Having been a College Principal for 26 years, I know the power of statistics:

  • How many applicants do we have this year compared to this time last year?
  • How many graduates are going to serve overseas?
  • How much has been given compared to donations for the last five years, can we have a spreadsheet?

Every year may bring a new record number, but it is sobering to remember this year’s record is next year’s bigger challenge.

In business, this year must show an improvement on the last and this applies to the world of church attendance, offertory level and college intakes. The pressure for us can come from Councils, Boards, Sessions, Parish Councils, supporters and from within oneself. We all like to know we are part of a successful enterprise and the measure of success is the higher statistic.

But the real threat of the statistic is that it can drive us to compromise and underhandedness.   How about a bingo night to raise more money for missions? How about cutting down on Bible readings and sermons to give a church a more contemporary feel and build up numbers in the congregation?

Every Bible College Principal knows that the pressure of the statistic may drive us to accept the student with little aptitude for ministry, for the sake of the statistic, the applicant is accepted and may well have a harmful influence in the College community and the ministry placement.

Beware of putting pressure on one another requiring new records every year.

How refreshing to hear of a College where applicants have been on the rise, yet enrolments on the decline, because proper standards are being adhered to.

We must resist statistical pressure at congregational level. We may willingly recruit the willing, simply because it’s been a long time since our church has sent anyone to College or to the mission field. The reality is we need more candidates but they must be of the right kind.

The letter to the Galatians teaches us, among other things, that not all missionaries are good missionaries, of those who came to Galatia from Jerusalem, Paul says, “I wish they would emasculate themselves” Galatians 5:12.

Statistics can be an indicator of healthy growth, but they may not be such an indicator.

All those in leadership and those who receive the leader’s report, need to recognise both the value and the danger of the statistic.

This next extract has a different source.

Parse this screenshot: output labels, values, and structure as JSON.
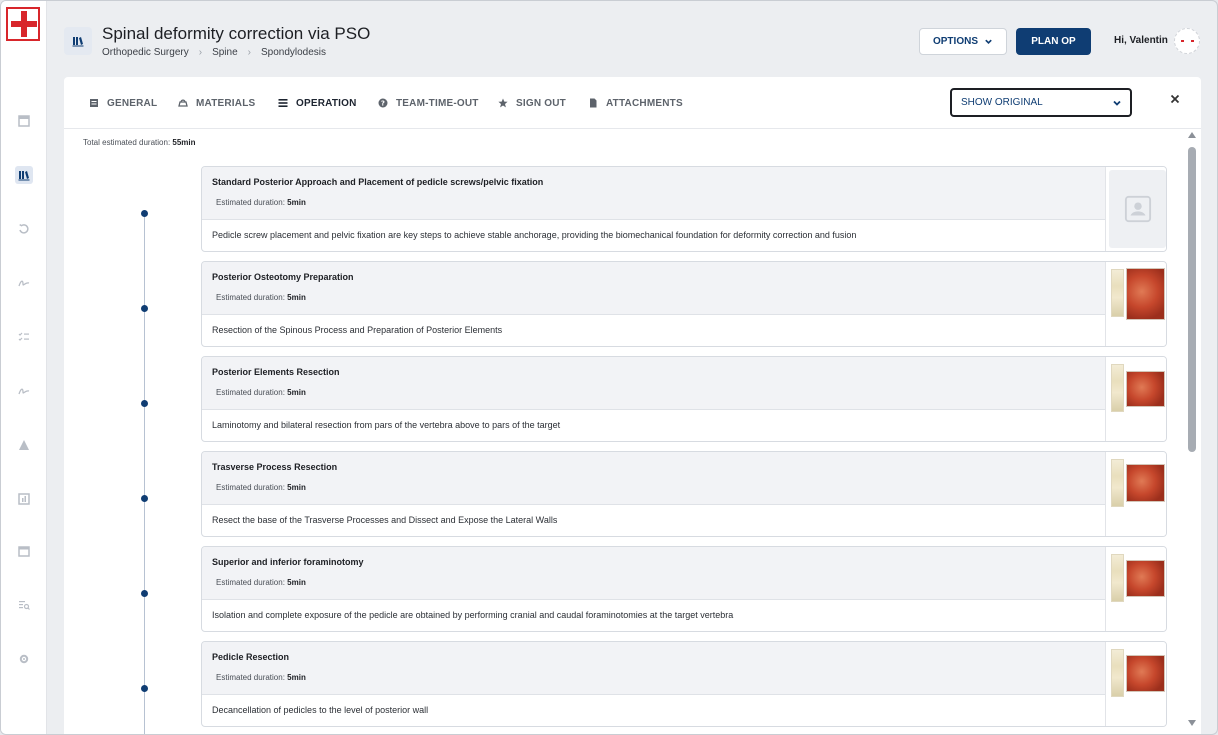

When it comes to Christian training Colleges, the most valuable statistic may be, what percentage of applicants to the College become students.  One hundred percent may well be the most dangerous statistic of all.